“There’s real currency in having a new record out and basing a show around it.
“We’re not going out playing a greatest hits tour with this show, it’s fully integrated new music and old, but we’ll put new songs in so they make sense with the old.”
Happy to be caught in the moment
DURAN Duran wouldn’t have a hope of filling the Motorpoint Arena on June 4 or thrilling crowds at V Festival this summer if it wasn’t for era-shaping hits such as Girls On Film and Rio, of course.
Alongside plush videos, the sound hallmarked Le Bon and cohorts as progressive, circling the New Romantic movement by being more rock than other members of the synth brigade.
Their legacy is an incredible stash of hits across the decades, 80 million album sales and five Lifetime Achievement Awards alongside Brits and Ivor Novellos. Then there’s been the off-shoot bands such as Power Station, The Devils and Arcadia, while two tribute albums have seen Kylie to Deftones cover their music.
“All of that stuff, all of our history has coloured us in as people,” considers Simon. “We started off as kids and over the years we’ve developed. We are men and we’ve lived lives and we’ve got a story to tell.”
A glimpse at Duran Duran’s discography shows a band reluctant to stand still stylistically or musically.
“We never try to be difficult to predict. If you do that you make yourself very predictable. We’ve just got our own way of doing things.”

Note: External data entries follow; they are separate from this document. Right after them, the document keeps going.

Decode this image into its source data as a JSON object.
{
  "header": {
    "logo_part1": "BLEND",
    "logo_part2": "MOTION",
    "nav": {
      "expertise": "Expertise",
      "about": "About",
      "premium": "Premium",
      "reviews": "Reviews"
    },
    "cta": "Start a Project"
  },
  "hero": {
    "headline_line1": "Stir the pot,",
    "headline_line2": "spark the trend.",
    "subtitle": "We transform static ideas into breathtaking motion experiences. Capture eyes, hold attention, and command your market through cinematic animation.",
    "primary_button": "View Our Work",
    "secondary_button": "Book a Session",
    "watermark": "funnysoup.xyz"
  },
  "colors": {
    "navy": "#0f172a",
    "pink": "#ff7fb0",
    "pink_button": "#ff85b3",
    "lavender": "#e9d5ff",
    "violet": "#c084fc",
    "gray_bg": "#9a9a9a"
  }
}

For All You Need Is Now they called upon the skills of Grammy Award-winning producer and fan Mark Ronson with Spike Stent (Madonna, Björk) mixing. There were guest vocals/rap from band Scissor Sisters’ Ana Matronic and Kelis, with string arrangements from Arcade Fire’s Owen Pallett. Previous album Red Carpet Massacre saw them work with Timbaland and Justin Timberlake.
Ronson has dubbed the new record “the imaginary follow up to Rio that never was.”
“He gets on with everybody really well,” says Simon. He’s charming and he doesn’t offend you when he tells you he doesn’t like what you’ve done. So if he wants to guide you, you never feel like you’re being pushed.
“He made us try very hard at things, and relax as well. He’s really good fun and he’s a proper musician.”
A nine-track version of All You Need Is Now was first released on iTunes in December, topping download charts in 15 countries.
But how Duran Duran figure in the mixed bag that is 2011’s music scene hasn’t demanded too much thought.
“I pay some attention. I’m kind of in and out, especially when we’re working. Because you’re surrounded by so much music anyway you tend to want to switch off. You want to watch telly, watch sport, cricket.
“It’s come full circle with us because our kids love putting records on now. We got my daughter Amber a little Dancette portable last Christmas.”
And his middle daughter Saffy makes her own music in a band – as do Roger and Andy Taylor’s offspring.
“I managed to turn her on to Nick Drake which I thought was a great achievement. I’m about to try unloading Leonard Cohen on her.
“That’s kind of the area she’s in. It’ll be the Cocteau Twins next week.”